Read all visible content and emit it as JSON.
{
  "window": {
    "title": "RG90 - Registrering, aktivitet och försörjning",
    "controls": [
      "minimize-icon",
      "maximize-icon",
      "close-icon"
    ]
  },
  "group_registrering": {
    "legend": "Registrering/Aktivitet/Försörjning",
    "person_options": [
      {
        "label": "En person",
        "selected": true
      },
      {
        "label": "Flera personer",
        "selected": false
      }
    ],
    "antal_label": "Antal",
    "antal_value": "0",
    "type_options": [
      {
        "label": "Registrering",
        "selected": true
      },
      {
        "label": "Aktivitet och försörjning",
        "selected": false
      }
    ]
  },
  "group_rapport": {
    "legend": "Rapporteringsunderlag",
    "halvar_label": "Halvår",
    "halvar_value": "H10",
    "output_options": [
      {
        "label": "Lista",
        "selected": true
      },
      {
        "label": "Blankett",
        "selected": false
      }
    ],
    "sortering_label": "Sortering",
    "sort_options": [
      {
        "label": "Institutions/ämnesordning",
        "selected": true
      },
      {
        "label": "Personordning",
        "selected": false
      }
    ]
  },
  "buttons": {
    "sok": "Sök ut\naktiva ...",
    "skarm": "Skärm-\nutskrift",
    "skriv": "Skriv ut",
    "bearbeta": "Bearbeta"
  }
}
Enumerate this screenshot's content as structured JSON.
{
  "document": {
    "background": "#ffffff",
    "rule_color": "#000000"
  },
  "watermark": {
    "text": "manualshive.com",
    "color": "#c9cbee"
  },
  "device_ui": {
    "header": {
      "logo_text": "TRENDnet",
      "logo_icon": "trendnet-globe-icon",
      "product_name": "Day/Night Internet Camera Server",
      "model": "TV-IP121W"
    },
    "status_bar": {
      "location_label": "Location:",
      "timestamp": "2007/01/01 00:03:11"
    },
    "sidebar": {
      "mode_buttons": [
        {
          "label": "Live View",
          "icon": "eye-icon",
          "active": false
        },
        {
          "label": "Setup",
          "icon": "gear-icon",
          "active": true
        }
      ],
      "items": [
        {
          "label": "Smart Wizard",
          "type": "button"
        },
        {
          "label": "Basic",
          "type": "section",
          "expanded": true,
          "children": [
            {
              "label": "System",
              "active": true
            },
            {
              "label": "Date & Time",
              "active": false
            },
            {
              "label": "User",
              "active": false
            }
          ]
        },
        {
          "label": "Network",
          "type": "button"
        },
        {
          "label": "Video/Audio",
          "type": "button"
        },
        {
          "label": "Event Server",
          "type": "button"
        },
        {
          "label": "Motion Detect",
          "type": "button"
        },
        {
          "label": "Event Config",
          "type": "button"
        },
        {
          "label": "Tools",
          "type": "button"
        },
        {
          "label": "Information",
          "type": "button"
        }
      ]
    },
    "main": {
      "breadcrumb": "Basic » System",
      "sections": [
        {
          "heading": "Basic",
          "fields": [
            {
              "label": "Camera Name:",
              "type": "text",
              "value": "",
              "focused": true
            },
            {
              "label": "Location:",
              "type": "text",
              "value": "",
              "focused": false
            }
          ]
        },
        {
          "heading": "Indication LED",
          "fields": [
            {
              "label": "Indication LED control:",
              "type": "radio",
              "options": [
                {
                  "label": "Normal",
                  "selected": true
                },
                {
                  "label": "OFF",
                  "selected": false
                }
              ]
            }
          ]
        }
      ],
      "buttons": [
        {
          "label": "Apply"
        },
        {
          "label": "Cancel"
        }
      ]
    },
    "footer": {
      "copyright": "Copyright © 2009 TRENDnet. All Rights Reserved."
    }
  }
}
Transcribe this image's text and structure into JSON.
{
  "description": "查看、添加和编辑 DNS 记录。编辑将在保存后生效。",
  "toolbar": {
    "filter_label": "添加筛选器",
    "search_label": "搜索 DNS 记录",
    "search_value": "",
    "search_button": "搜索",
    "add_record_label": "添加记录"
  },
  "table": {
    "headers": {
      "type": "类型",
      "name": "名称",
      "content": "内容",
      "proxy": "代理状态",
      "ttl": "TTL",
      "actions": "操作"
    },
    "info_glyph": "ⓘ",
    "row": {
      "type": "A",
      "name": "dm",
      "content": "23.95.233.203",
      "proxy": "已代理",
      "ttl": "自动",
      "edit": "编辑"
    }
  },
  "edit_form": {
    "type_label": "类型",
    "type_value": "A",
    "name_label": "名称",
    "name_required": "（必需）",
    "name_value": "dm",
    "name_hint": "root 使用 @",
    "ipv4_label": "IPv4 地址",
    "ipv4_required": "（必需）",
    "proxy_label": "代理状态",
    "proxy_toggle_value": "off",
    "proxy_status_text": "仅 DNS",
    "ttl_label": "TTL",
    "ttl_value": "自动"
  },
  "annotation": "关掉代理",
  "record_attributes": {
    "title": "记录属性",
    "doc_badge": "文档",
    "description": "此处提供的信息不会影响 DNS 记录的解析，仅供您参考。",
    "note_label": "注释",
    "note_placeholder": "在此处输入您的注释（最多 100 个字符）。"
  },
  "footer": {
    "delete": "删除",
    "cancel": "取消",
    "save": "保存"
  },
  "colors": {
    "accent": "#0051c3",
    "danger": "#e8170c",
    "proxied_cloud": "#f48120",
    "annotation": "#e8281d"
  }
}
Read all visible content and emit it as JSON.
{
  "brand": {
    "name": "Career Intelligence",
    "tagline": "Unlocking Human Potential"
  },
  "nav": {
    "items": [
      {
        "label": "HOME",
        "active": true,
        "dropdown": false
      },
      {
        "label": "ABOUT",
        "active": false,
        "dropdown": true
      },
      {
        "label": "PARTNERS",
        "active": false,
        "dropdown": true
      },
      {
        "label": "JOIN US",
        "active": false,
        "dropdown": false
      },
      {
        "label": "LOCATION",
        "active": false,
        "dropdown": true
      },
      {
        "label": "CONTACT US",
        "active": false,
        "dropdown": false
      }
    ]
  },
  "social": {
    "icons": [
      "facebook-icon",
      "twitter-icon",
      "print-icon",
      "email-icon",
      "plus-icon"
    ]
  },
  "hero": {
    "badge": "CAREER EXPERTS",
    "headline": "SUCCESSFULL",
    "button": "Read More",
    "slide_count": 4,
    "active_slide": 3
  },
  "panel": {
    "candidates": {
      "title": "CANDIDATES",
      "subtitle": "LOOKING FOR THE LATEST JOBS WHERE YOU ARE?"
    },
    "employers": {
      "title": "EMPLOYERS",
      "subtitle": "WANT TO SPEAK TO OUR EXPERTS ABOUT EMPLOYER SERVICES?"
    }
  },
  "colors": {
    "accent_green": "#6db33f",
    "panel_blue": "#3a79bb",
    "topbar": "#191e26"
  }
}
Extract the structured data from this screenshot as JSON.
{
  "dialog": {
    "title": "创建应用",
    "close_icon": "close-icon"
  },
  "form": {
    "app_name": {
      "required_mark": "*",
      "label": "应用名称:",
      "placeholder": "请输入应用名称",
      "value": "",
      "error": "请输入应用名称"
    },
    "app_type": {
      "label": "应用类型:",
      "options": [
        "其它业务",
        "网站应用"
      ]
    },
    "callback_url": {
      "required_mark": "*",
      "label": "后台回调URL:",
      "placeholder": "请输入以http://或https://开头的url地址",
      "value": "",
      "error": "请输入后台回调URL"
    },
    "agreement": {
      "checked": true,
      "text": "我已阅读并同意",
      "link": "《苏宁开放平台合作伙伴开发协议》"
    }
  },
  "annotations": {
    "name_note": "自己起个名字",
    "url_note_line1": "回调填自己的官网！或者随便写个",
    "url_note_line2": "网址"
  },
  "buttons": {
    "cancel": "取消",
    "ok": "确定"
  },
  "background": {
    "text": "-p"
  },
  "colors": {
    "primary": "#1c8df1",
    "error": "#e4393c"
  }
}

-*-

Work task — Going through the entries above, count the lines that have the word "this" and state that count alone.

Exercise result — 3